BEGIN
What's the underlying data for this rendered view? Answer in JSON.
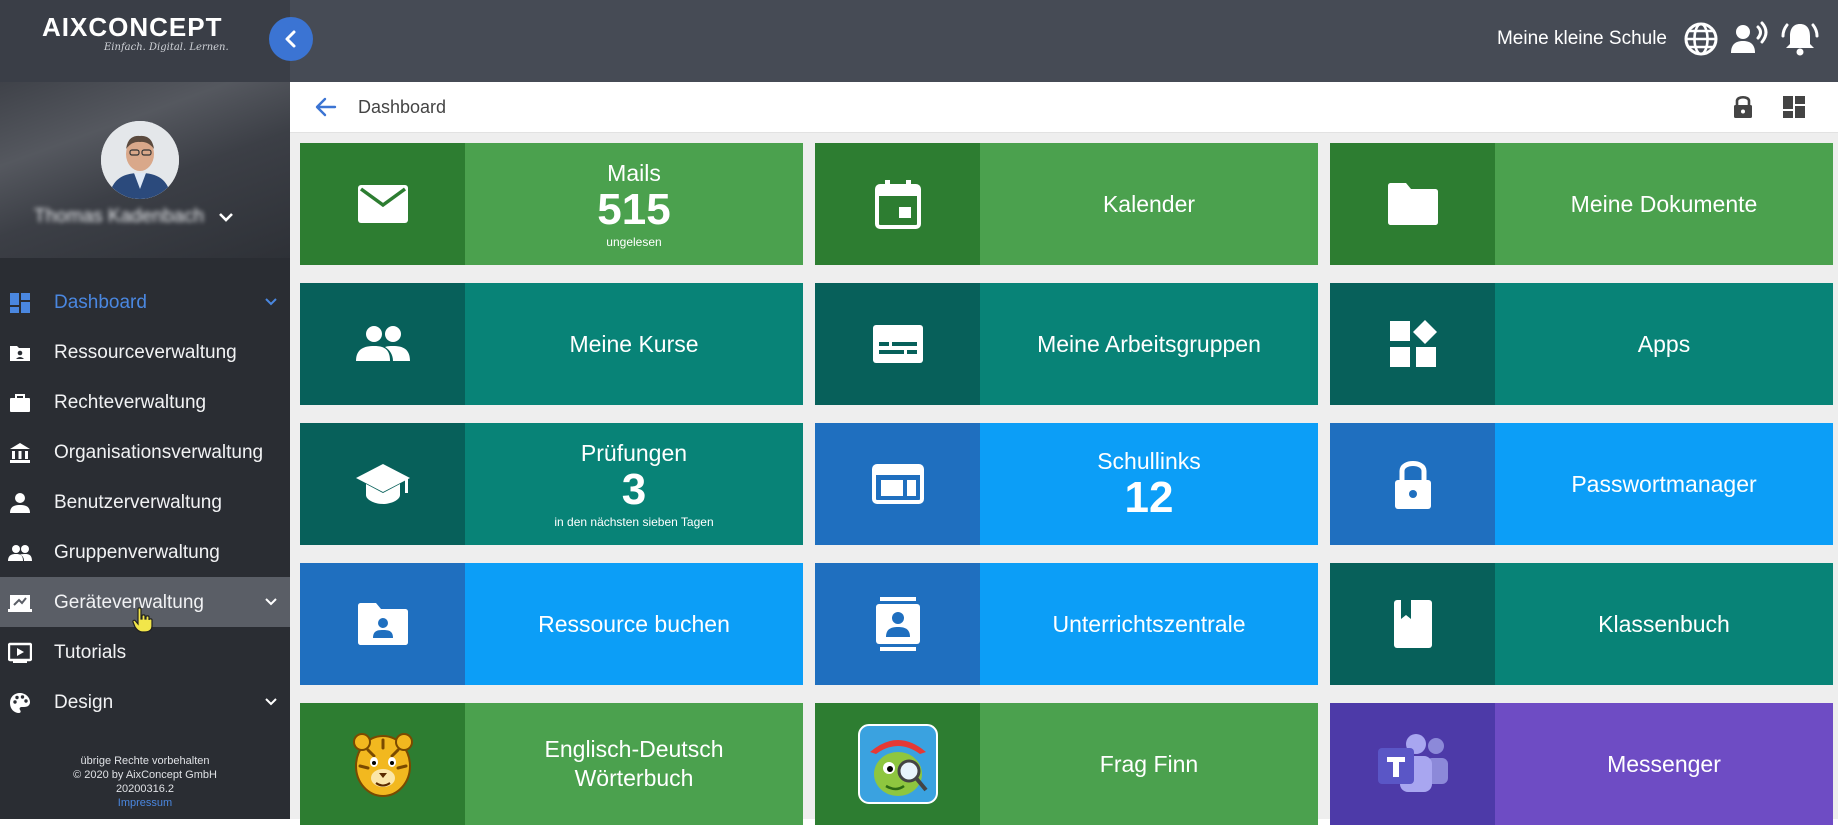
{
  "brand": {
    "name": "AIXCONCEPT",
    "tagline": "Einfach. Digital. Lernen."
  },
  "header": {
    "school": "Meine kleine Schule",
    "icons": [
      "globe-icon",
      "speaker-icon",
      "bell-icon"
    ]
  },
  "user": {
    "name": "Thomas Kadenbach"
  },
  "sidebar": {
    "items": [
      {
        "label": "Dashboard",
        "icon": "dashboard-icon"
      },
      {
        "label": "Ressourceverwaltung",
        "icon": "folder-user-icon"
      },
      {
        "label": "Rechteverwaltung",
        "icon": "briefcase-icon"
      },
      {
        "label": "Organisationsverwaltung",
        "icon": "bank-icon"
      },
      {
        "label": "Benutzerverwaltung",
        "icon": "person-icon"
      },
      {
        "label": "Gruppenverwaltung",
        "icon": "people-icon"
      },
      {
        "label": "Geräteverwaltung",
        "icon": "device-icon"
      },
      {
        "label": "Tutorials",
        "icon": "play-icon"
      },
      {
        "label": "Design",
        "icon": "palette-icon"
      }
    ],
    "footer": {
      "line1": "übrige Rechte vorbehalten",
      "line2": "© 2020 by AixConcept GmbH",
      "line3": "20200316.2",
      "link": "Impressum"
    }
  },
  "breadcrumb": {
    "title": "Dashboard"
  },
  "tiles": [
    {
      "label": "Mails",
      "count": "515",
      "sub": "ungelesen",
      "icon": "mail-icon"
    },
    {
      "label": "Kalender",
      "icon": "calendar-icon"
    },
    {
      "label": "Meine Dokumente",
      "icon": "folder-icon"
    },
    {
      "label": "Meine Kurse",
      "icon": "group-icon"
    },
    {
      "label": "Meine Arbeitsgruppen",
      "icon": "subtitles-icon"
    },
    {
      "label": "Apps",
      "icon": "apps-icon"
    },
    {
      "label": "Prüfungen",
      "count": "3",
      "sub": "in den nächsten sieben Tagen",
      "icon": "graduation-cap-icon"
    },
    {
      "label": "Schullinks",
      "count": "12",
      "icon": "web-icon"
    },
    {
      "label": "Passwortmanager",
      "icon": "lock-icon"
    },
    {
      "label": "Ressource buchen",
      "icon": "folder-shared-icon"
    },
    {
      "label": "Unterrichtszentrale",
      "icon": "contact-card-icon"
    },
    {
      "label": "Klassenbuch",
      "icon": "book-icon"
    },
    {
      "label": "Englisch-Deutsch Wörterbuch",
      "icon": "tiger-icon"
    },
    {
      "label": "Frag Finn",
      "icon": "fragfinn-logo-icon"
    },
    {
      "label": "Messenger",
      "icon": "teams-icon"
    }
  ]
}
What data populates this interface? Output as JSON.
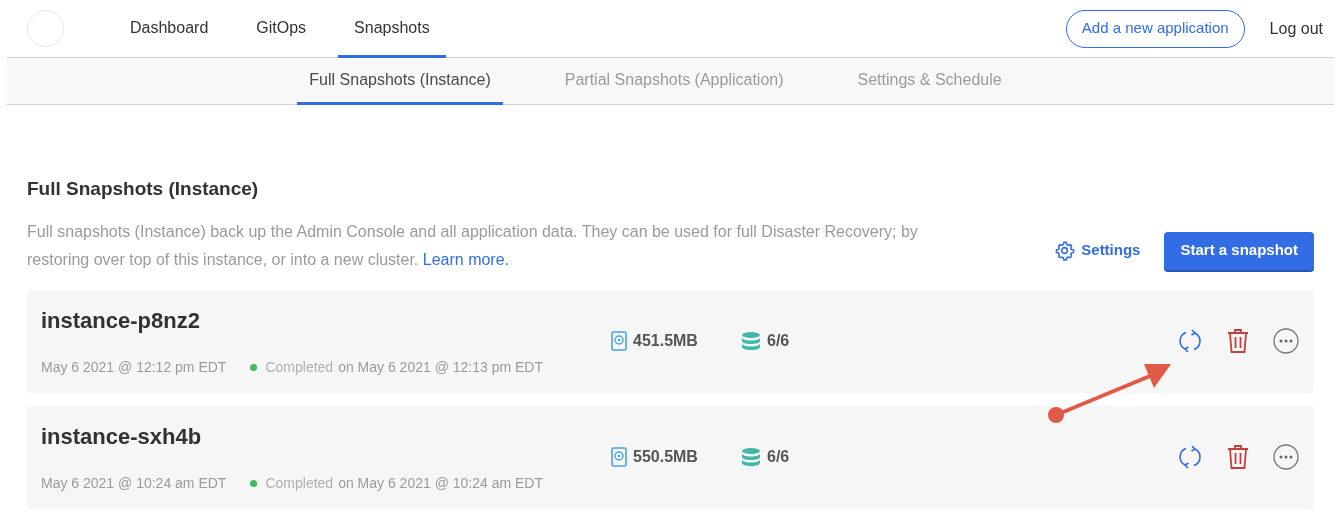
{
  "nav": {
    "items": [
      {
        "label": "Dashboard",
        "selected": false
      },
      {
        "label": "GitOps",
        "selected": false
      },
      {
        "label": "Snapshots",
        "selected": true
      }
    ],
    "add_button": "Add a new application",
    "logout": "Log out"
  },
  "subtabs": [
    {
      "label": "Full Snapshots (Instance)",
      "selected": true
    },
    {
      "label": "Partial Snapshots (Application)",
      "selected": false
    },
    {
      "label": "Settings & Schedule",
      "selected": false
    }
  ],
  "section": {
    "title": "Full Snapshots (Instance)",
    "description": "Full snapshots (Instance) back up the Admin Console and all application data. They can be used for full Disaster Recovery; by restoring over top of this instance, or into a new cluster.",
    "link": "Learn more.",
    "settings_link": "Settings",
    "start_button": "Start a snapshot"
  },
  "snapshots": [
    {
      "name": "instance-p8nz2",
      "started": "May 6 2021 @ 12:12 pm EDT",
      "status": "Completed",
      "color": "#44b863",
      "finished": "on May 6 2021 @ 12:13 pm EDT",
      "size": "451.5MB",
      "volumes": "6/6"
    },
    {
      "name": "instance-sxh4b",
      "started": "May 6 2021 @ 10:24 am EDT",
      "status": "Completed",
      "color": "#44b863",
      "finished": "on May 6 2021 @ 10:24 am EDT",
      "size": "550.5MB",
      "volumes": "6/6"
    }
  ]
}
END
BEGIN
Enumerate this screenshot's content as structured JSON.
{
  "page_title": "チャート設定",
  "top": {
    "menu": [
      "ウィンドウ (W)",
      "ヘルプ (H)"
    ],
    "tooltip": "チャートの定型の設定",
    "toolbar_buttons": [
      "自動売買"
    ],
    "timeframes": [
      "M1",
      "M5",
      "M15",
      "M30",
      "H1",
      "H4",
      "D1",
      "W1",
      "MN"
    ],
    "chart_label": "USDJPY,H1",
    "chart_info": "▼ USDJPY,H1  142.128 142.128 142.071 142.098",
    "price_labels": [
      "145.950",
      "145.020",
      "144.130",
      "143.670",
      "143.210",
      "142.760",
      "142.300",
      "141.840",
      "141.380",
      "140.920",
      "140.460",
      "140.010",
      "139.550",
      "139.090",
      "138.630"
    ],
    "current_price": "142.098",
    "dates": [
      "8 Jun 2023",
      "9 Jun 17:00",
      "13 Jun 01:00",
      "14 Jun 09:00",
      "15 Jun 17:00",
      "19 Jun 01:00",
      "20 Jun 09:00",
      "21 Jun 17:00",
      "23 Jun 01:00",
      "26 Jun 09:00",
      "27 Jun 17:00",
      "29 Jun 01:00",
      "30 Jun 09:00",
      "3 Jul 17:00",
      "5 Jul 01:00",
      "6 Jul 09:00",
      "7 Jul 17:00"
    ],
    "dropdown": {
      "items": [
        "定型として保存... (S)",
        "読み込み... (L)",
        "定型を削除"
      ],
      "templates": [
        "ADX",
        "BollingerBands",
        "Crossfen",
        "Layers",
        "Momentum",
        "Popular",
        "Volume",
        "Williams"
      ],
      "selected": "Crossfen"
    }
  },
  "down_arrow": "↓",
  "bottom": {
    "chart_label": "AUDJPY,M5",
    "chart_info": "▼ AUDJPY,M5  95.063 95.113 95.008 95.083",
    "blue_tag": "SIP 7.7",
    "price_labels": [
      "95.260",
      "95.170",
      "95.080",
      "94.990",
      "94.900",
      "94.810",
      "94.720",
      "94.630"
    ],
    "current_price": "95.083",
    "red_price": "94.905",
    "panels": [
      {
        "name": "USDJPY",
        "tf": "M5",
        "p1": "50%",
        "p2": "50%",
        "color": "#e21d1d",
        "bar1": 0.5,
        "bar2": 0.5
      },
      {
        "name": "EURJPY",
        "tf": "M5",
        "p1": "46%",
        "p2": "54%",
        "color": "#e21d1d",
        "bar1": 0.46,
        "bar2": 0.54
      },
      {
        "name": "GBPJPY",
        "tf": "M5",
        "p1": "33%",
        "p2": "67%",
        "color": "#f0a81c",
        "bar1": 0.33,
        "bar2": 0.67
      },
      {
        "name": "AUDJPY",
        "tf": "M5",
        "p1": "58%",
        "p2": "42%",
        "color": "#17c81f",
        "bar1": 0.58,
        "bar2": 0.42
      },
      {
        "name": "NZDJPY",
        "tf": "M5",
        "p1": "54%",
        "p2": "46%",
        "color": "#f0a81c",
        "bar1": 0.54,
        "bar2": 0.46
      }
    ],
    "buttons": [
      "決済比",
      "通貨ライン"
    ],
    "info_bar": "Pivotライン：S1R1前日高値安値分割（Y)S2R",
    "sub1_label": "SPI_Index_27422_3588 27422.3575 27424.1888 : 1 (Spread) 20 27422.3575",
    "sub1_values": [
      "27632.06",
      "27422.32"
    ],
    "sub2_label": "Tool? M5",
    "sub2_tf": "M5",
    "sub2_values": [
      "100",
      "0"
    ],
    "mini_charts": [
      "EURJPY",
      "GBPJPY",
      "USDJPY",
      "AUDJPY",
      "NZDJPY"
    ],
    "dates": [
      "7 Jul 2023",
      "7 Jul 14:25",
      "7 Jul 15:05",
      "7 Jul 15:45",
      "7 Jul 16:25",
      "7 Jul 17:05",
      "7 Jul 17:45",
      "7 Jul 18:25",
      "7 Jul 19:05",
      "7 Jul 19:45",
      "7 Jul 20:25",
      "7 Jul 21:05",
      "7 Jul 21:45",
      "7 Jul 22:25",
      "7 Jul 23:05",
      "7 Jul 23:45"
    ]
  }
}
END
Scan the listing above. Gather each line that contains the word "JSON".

What's the underlying data for this rendered view? Answer in JSON.
What data populates this interface? Output as JSON.
Enumerate this screenshot's content as structured JSON.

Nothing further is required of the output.